**What you have to do**. Where does the string "which" appear? Copy every line of the entries below that holds it.

[Data records for software interfaces]
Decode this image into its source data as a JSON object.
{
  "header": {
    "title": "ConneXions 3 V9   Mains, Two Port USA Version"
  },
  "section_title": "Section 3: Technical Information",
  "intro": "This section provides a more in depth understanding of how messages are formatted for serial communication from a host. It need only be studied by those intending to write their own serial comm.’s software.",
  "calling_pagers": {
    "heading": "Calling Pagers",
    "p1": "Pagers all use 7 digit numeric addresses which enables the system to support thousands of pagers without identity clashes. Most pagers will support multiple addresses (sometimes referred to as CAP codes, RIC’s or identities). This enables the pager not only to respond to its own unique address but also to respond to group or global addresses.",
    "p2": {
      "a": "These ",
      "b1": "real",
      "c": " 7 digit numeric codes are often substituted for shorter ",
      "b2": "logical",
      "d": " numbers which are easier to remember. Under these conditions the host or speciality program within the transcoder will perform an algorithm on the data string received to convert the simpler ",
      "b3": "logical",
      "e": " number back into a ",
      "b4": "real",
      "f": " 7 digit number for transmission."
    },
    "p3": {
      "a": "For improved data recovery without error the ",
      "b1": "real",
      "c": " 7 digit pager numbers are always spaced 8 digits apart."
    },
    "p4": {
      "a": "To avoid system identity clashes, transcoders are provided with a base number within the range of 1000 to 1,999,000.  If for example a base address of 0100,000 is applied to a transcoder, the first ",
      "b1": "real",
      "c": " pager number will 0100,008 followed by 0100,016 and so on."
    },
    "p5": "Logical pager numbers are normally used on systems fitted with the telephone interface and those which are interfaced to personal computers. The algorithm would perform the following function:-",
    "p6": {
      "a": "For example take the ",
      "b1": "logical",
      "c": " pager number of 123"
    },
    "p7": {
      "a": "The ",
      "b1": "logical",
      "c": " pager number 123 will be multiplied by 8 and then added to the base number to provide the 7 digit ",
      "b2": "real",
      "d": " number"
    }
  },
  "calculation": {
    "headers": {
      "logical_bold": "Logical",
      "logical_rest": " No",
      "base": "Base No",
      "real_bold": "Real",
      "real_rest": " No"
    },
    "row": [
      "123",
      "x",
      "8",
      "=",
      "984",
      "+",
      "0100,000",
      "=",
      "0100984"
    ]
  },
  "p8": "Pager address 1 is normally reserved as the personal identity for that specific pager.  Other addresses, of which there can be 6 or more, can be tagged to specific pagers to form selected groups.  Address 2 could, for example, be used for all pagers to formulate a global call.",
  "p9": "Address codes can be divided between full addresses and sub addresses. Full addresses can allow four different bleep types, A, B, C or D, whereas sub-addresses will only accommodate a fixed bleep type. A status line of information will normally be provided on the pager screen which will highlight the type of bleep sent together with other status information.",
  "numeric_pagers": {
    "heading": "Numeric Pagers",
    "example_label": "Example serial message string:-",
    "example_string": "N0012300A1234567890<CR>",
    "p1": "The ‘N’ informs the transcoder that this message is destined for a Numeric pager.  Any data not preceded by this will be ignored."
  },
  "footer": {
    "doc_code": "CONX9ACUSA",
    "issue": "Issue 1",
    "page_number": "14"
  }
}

**Answer box**.
    "p1": "Pagers all use 7 digit numeric addresses which enables the system to support thousands of pagers without identity clashes. Most pagers will support multiple addresses (sometimes referred to as CAP codes, RIC’s or identities). This enables the pager not only to respond to its own unique address but also to respond to group or global addresses.",
      "d": " numbers which are easier to remember. Under these conditions the host or speciality program within the transcoder will perform an algorithm on the data string received to convert the simpler ",
    "p5": "Logical pager numbers are normally used on systems fitted with the telephone interface and those which are interfaced to personal computers. The algorithm would perform the following function:-",
  "p8": "Pager address 1 is normally reserved as the personal identity for that specific pager.  Other addresses, of which there can be 6 or more, can be tagged to specific pagers to form selected groups.  Address 2 could, for example, be used for all pagers to formulate a global call.",
  "p9": "Address codes can be divided between full addresses and sub addresses. Full addresses can allow four different bleep types, A, B, C or D, whereas sub-addresses will only accommodate a fixed bleep type. A status line of information will normally be provided on the pager screen which will highlight the type of bleep sent together with other status information.",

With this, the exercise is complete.